Law Insider India

Legal News, Current Trends and Legal Insight | Supreme Court of India and High Courts

Kerala HC: State should take proper steps to prevent diseases

2 min read

Khushi Bajpai

Published on: 09th August 2022 at 19:42 IST

In order to properly monitor and instruct the governments to provide suitable systems for addressing emergency situations during the monsoon season, and otherwise, under the provisions of the Disaster Management Act, 2005, the Kerala High Court filed a Public Interest Litigation (PIL).

The state administration was instructed to respond appropriately and promptly during the monsoons by a division bench led by Chief Justice S. Manikumar and Justice Shaji P. Chaly, who noted that the incessant rain had severely damaged people’s lives and property.

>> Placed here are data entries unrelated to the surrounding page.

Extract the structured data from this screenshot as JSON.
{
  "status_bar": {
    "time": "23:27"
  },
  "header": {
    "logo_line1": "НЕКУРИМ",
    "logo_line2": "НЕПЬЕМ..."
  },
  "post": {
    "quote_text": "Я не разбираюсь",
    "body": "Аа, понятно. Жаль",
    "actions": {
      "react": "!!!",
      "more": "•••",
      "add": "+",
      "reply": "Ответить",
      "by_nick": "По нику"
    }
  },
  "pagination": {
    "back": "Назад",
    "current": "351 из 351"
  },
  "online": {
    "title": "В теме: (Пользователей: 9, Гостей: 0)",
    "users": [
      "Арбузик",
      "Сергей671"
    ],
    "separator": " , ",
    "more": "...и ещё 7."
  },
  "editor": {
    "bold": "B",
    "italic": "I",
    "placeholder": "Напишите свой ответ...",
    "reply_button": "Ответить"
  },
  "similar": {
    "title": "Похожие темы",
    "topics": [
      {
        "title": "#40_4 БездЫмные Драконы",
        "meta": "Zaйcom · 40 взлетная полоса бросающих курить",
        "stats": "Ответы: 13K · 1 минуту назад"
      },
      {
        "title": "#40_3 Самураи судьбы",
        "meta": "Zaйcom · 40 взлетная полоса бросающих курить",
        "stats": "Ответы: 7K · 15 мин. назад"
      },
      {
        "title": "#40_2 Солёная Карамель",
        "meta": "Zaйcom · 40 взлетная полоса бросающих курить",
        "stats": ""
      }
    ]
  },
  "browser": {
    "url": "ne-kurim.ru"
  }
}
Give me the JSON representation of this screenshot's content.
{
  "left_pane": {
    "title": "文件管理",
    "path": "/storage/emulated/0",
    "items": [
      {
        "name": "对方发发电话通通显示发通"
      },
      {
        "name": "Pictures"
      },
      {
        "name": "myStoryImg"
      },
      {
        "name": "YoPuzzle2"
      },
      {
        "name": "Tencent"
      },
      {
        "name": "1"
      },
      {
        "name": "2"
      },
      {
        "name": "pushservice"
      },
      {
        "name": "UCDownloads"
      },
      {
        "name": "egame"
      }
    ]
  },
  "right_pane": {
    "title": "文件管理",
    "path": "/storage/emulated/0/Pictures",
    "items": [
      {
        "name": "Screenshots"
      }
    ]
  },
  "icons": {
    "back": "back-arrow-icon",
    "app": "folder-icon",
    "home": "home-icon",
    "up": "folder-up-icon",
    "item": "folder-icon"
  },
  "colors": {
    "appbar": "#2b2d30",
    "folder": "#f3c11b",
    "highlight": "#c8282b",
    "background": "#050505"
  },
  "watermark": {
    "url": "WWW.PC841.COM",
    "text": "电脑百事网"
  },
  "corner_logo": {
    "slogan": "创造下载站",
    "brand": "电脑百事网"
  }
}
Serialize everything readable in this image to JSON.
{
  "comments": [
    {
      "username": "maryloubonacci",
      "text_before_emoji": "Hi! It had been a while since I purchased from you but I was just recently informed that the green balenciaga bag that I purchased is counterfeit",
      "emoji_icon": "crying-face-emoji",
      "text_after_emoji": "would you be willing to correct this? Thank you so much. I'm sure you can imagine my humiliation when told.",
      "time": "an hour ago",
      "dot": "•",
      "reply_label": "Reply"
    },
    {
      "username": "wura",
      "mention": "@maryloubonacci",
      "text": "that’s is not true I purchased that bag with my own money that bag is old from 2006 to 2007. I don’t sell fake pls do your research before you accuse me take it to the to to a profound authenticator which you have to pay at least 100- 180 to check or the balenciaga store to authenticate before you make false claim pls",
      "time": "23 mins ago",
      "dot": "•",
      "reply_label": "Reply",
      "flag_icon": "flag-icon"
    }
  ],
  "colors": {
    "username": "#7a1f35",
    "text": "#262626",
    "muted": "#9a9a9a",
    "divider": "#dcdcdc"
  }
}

“Due to landslides and water depletion, Kerala’s torrential rains frequently result in calamity. Property owners in Pembroke lands, colonies, hill slopes, remote locales, plantation areas, and other areas have experienced damage.”

“To prevent calamities, the State of Kerala must act appropriately and quickly. Flooding has happened in several places as well.” the Court stated.

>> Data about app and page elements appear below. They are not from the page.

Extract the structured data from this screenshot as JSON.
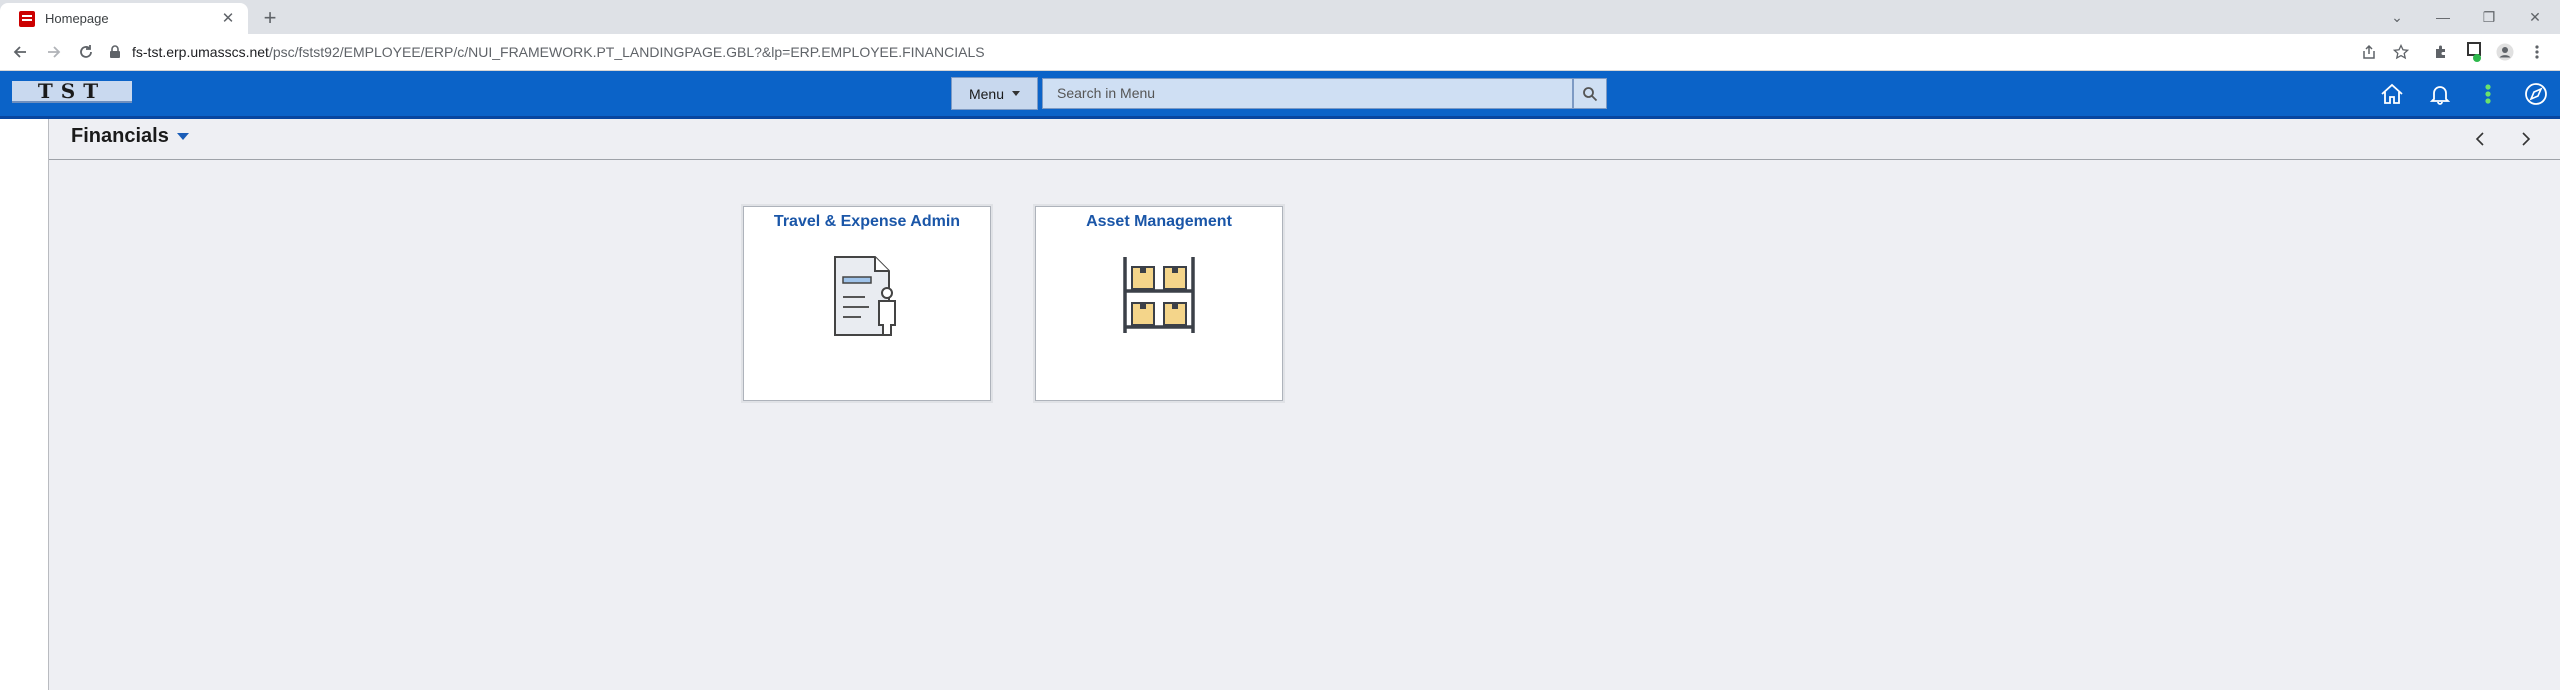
{
  "browser": {
    "tab_title": "Homepage",
    "url_host": "fs-tst.erp.umasscs.net",
    "url_path": "/psc/fstst92/EMPLOYEE/ERP/c/NUI_FRAMEWORK.PT_LANDINGPAGE.GBL?&lp=ERP.EMPLOYEE.FINANCIALS"
  },
  "header": {
    "logo_text": "TST",
    "menu_label": "Menu",
    "search_placeholder": "Search in Menu",
    "icons": [
      "home-icon",
      "bell-icon",
      "action-icon",
      "navbar-compass-icon"
    ],
    "accent_color": "#0b63c8"
  },
  "page": {
    "title": "Financials"
  },
  "tiles": [
    {
      "label": "Travel & Expense Admin",
      "icon": "document-person-icon"
    },
    {
      "label": "Asset Management",
      "icon": "shelving-boxes-icon"
    }
  ]
}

The Court instructed the Registry to file a suo moto petition in order to monitor the state government’s attempts to address such issues.

“In light of the aforementioned circumstances, the State or court is required by Article 21 of the Indian Constitution to effectively monitor and order the Governments to provide appropriate mechanisms for managing emergency situations during the monsoon season and other times under the terms of the Disaster Management Act, 2005.”

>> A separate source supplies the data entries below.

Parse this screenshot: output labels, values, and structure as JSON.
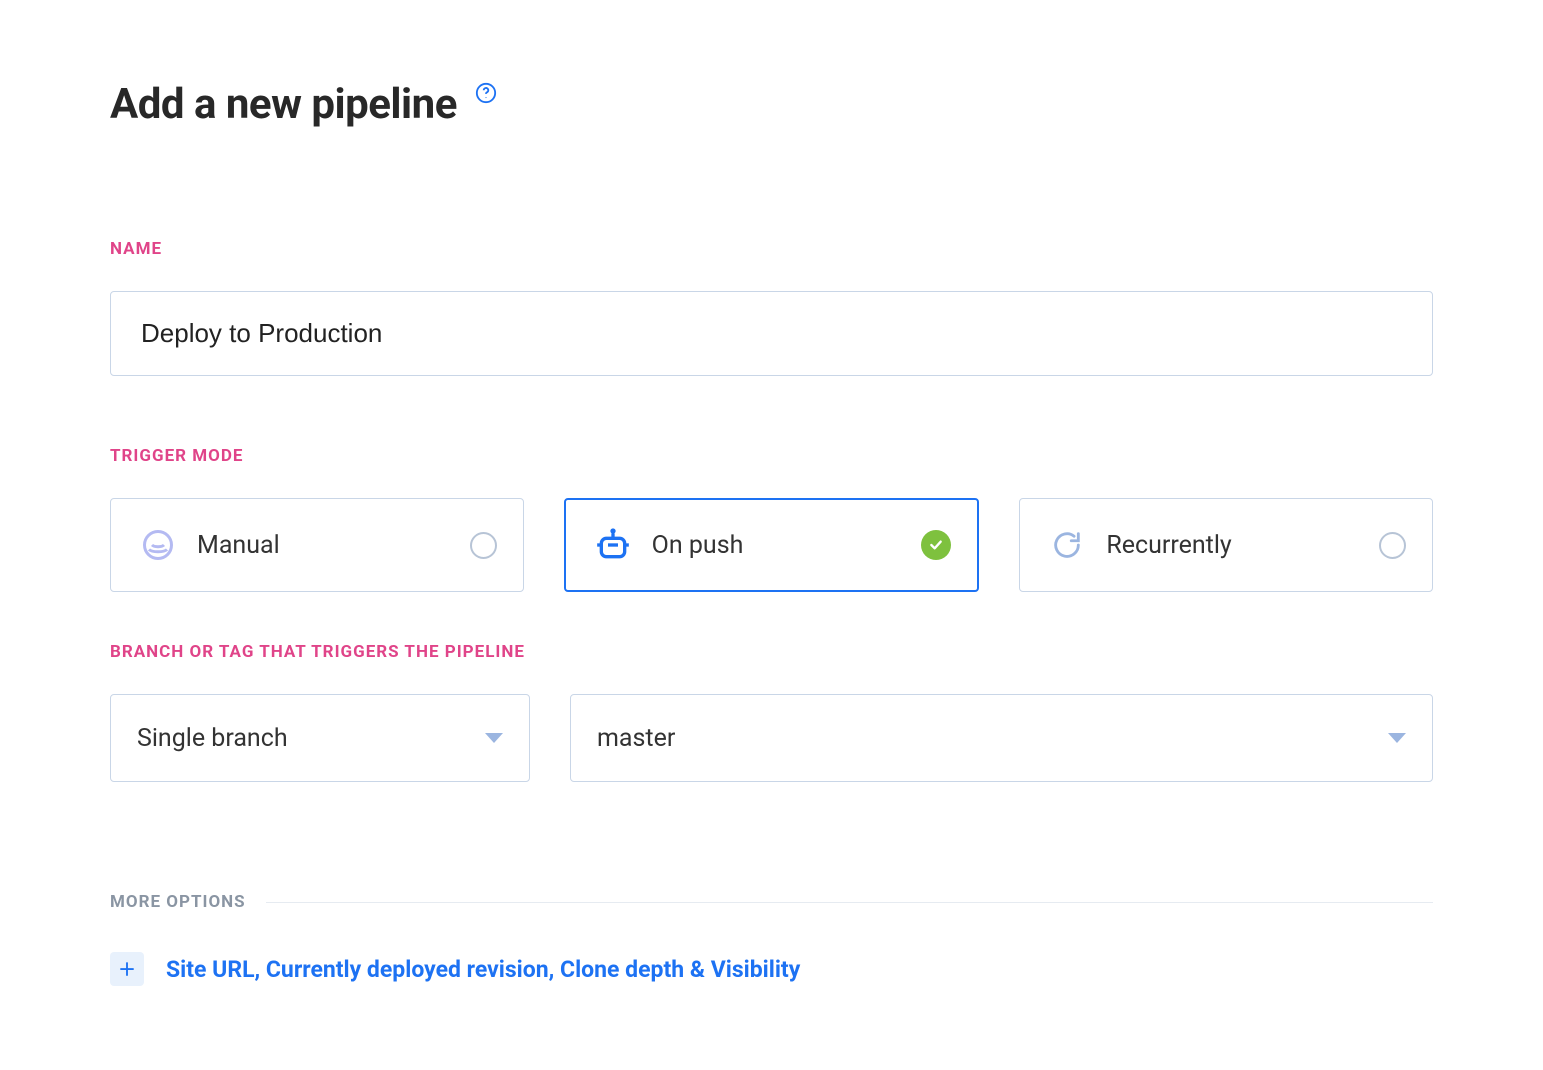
{
  "header": {
    "title": "Add a new pipeline"
  },
  "sections": {
    "name_label": "NAME",
    "trigger_label": "TRIGGER MODE",
    "branch_label": "BRANCH OR TAG THAT TRIGGERS THE PIPELINE",
    "more_label": "MORE OPTIONS"
  },
  "form": {
    "name_value": "Deploy to Production",
    "triggers": {
      "manual": {
        "label": "Manual",
        "selected": false
      },
      "on_push": {
        "label": "On push",
        "selected": true
      },
      "recurrently": {
        "label": "Recurrently",
        "selected": false
      }
    },
    "branch_mode_value": "Single branch",
    "branch_value": "master"
  },
  "more": {
    "expand_label": "Site URL, Currently deployed revision, Clone depth & Visibility"
  },
  "colors": {
    "accent_pink": "#e04489",
    "accent_blue": "#1d72f3",
    "accent_green": "#7ec13e",
    "icon_lavender": "#b4baf2",
    "icon_periwinkle": "#9bb5e0",
    "border": "#c9d6e7"
  }
}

“In our opinion, Suo motu writ petition should be filed in order to hear from the Government and any other interested parties or aggrieved parties and to issue suitable instructions.” the prescribed order stated.

The Court was deliberating a petition asking it to direct the Government to form a high-level technical committee of three to four eminent engineers, with at least the Chairman and one additional member, to ensure dam safety from outside the State.

“There is now no Dam Safety Authority in the State”, according to attorney Subash Chand, who spoke on behalf of the State Dam Safety Authority, which the State Government established and extended through the adoption of the Dam Safety Act, 2021.

The Supreme Court is currently deliberating a case involving the national authority’s constitution, as it was further argued.

The group, which meets once every ten days from June to December and more frequently in the event that orange or red alerts are issued in districts with dams, was established in June of last year, senior government leader P Narayanan told the court.

It was further argued that the State has a reliable system in place to manage reservoir discharge both under normal circumstances and during very heavy downpours.

The State Government, the heads of the Power Department, the Water Resources Department, the Disaster Management Authority, and the Kerala State Electricity Board were all parties in a suo moto case that the Court chose to initiate because it believed that the situation needed to be monitored.